I came across an article from The New York Times not 24 hours after having a conversation with my husband about how our kids seem to always want to be doing something and can't sit still. We both agreed it was our fault, we created that behavior.
You see my husband and I are blessed to spend a great deal of time with our children. I work from home part time and he is a corporate pilot so often home and involved in school and activity drop off and pick, bed routine, homework help and playtime. We are constantly doing something with our kids. The TV is rarely on in our home, with the exception of Youtube music videos my kids love to dance too. Also, my 9 year is with her mother 2 weeks a month so we've just always done as much as possible with her during our 2 weeks.
Normally I drop and run when I hear that sweet "mommy come play with me". When my daughter comes home from school and tells me so and so is taking horseback riding lessons and in Girl Scouts, I feel the pressure to figure how to work it into the already hectic schedule.
I've read not only this article but so many before that speak to the stimulation of creativity and mental growth in children as a result of being bored. So why have I continued to pack the days with activities, playdates and excursions? FOMO perhaps? Whatever the reason I've realized the result will always be over stimulated children who are conditioned to expect to be busy/entertained and my husband and I never fully being present in the moment....screw that routine.
I am the parent. I need to set the tone and expectations.
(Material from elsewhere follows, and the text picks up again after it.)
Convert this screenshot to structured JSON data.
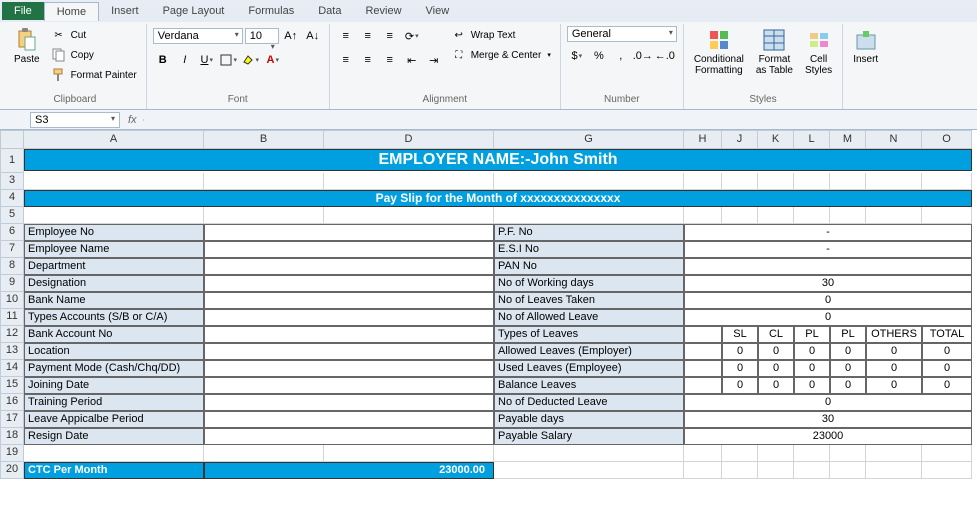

But more importantly continuously communicate with my kids about why it's ok to feel bored and what to do with that boredom.
I created this "I'm Bored" Buster poster with the intention of it being an inspiring go to to help my kids break their boredom. But also selfishly, to minimize the amount of "I'm bored" nagging and giving me that "easy button" default response of "go check the poster"!
Goal for 2019: Let my kids be bored more.